_Action item_. Each record beneath this line is to be copied exactly.

_Stored data_.
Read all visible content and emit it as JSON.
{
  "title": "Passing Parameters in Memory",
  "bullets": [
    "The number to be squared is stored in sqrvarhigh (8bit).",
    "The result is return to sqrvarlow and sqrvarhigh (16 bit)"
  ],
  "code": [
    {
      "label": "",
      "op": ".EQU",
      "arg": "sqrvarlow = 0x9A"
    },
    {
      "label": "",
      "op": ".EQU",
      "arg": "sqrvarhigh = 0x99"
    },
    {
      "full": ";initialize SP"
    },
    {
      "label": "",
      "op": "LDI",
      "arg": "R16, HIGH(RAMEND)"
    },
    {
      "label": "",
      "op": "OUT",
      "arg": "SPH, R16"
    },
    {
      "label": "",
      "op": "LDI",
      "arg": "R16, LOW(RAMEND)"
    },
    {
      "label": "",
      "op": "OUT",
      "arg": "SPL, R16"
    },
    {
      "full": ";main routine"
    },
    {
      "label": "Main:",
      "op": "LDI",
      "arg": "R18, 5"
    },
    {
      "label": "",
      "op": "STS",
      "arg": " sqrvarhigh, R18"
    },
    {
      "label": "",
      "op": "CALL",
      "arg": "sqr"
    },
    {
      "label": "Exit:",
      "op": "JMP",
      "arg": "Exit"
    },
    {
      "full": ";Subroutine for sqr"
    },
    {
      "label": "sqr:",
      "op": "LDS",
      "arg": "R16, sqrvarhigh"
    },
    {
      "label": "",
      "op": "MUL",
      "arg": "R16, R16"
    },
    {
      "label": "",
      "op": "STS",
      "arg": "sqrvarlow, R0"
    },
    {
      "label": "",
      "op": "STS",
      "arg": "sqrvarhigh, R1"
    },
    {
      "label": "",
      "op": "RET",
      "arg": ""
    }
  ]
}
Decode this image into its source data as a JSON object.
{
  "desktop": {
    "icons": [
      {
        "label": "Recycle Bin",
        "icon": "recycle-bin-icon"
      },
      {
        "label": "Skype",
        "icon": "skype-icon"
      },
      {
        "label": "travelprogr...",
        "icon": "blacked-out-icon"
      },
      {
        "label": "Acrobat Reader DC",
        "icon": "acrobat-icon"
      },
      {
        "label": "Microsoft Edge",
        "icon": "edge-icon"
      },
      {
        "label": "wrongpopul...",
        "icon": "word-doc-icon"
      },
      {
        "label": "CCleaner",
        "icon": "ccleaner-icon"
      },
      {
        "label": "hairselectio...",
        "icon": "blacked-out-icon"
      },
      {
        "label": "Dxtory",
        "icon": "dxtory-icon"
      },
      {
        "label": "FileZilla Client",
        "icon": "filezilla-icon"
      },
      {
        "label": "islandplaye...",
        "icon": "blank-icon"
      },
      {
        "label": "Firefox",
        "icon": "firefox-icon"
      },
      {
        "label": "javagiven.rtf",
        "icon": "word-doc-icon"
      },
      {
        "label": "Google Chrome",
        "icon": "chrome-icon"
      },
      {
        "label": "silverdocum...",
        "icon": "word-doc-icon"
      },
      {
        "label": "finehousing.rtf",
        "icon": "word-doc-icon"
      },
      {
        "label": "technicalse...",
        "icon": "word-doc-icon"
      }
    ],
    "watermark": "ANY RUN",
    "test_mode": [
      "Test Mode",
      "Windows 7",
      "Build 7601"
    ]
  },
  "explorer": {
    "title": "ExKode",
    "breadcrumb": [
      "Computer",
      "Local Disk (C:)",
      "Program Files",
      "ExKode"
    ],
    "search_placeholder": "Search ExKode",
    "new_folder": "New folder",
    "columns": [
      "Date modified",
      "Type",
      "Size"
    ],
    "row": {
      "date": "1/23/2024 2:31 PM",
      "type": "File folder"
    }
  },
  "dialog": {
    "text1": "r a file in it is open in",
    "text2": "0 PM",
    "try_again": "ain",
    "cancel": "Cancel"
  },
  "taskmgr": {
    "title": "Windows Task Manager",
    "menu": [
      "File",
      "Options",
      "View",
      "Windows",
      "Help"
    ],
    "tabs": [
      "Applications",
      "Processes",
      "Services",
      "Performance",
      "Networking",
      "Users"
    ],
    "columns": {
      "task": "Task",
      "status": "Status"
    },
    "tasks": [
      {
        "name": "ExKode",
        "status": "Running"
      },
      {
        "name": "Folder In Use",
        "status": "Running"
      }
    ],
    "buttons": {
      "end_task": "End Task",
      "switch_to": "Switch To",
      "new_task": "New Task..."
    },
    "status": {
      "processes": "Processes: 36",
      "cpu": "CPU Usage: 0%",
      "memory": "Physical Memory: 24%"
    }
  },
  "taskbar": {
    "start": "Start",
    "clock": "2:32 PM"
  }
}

_The completed task_.
Read all visible content and emit it as JSON.
{
  "title": "Passing Parameters in Memory",
  "bullets": [
    "The number to be squared is stored in sqrvarhigh (8bit).",
    "The result is return to sqrvarlow and sqrvarhigh (16 bit)"
  ],
  "code": [
    {
      "label": "",
      "op": ".EQU",
      "arg": "sqrvarlow = 0x9A"
    },
    {
      "label": "",
      "op": ".EQU",
      "arg": "sqrvarhigh = 0x99"
    },
    {
      "full": ";initialize SP"
    },
    {
      "label": "",
      "op": "LDI",
      "arg": "R16, HIGH(RAMEND)"
    },
    {
      "label": "",
      "op": "OUT",
      "arg": "SPH, R16"
    },
    {
      "label": "",
      "op": "LDI",
      "arg": "R16, LOW(RAMEND)"
    },
    {
      "label": "",
      "op": "OUT",
      "arg": "SPL, R16"
    },
    {
      "full": ";main routine"
    },
    {
      "label": "Main:",
      "op": "LDI",
      "arg": "R18, 5"
    },
    {
      "label": "",
      "op": "STS",
      "arg": " sqrvarhigh, R18"
    },
    {
      "label": "",
      "op": "CALL",
      "arg": "sqr"
    },
    {
      "label": "Exit:",
      "op": "JMP",
      "arg": "Exit"
    },
    {
      "full": ";Subroutine for sqr"
    },
    {
      "label": "sqr:",
      "op": "LDS",
      "arg": "R16, sqrvarhigh"
    },
    {
      "label": "",
      "op": "MUL",
      "arg": "R16, R16"
    },
    {
      "label": "",
      "op": "STS",
      "arg": "sqrvarlow, R0"
    },
    {
      "label": "",
      "op": "STS",
      "arg": "sqrvarhigh, R1"
    },
    {
      "label": "",
      "op": "RET",
      "arg": ""
    }
  ]
}
Decode this image into its source data as a JSON object.
{
  "desktop": {
    "icons": [
      {
        "label": "Recycle Bin",
        "icon": "recycle-bin-icon"
      },
      {
        "label": "Skype",
        "icon": "skype-icon"
      },
      {
        "label": "travelprogr...",
        "icon": "blacked-out-icon"
      },
      {
        "label": "Acrobat Reader DC",
        "icon": "acrobat-icon"
      },
      {
        "label": "Microsoft Edge",
        "icon": "edge-icon"
      },
      {
        "label": "wrongpopul...",
        "icon": "word-doc-icon"
      },
      {
        "label": "CCleaner",
        "icon": "ccleaner-icon"
      },
      {
        "label": "hairselectio...",
        "icon": "blacked-out-icon"
      },
      {
        "label": "Dxtory",
        "icon": "dxtory-icon"
      },
      {
        "label": "FileZilla Client",
        "icon": "filezilla-icon"
      },
      {
        "label": "islandplaye...",
        "icon": "blank-icon"
      },
      {
        "label": "Firefox",
        "icon": "firefox-icon"
      },
      {
        "label": "javagiven.rtf",
        "icon": "word-doc-icon"
      },
      {
        "label": "Google Chrome",
        "icon": "chrome-icon"
      },
      {
        "label": "silverdocum...",
        "icon": "word-doc-icon"
      },
      {
        "label": "finehousing.rtf",
        "icon": "word-doc-icon"
      },
      {
        "label": "technicalse...",
        "icon": "word-doc-icon"
      }
    ],
    "watermark": "ANY RUN",
    "test_mode": [
      "Test Mode",
      "Windows 7",
      "Build 7601"
    ]
  },
  "explorer": {
    "title": "ExKode",
    "breadcrumb": [
      "Computer",
      "Local Disk (C:)",
      "Program Files",
      "ExKode"
    ],
    "search_placeholder": "Search ExKode",
    "new_folder": "New folder",
    "columns": [
      "Date modified",
      "Type",
      "Size"
    ],
    "row": {
      "date": "1/23/2024 2:31 PM",
      "type": "File folder"
    }
  },
  "dialog": {
    "text1": "r a file in it is open in",
    "text2": "0 PM",
    "try_again": "ain",
    "cancel": "Cancel"
  },
  "taskmgr": {
    "title": "Windows Task Manager",
    "menu": [
      "File",
      "Options",
      "View",
      "Windows",
      "Help"
    ],
    "tabs": [
      "Applications",
      "Processes",
      "Services",
      "Performance",
      "Networking",
      "Users"
    ],
    "columns": {
      "task": "Task",
      "status": "Status"
    },
    "tasks": [
      {
        "name": "ExKode",
        "status": "Running"
      },
      {
        "name": "Folder In Use",
        "status": "Running"
      }
    ],
    "buttons": {
      "end_task": "End Task",
      "switch_to": "Switch To",
      "new_task": "New Task..."
    },
    "status": {
      "processes": "Processes: 36",
      "cpu": "CPU Usage: 0%",
      "memory": "Physical Memory: 24%"
    }
  },
  "taskbar": {
    "start": "Start",
    "clock": "2:32 PM"
  }
}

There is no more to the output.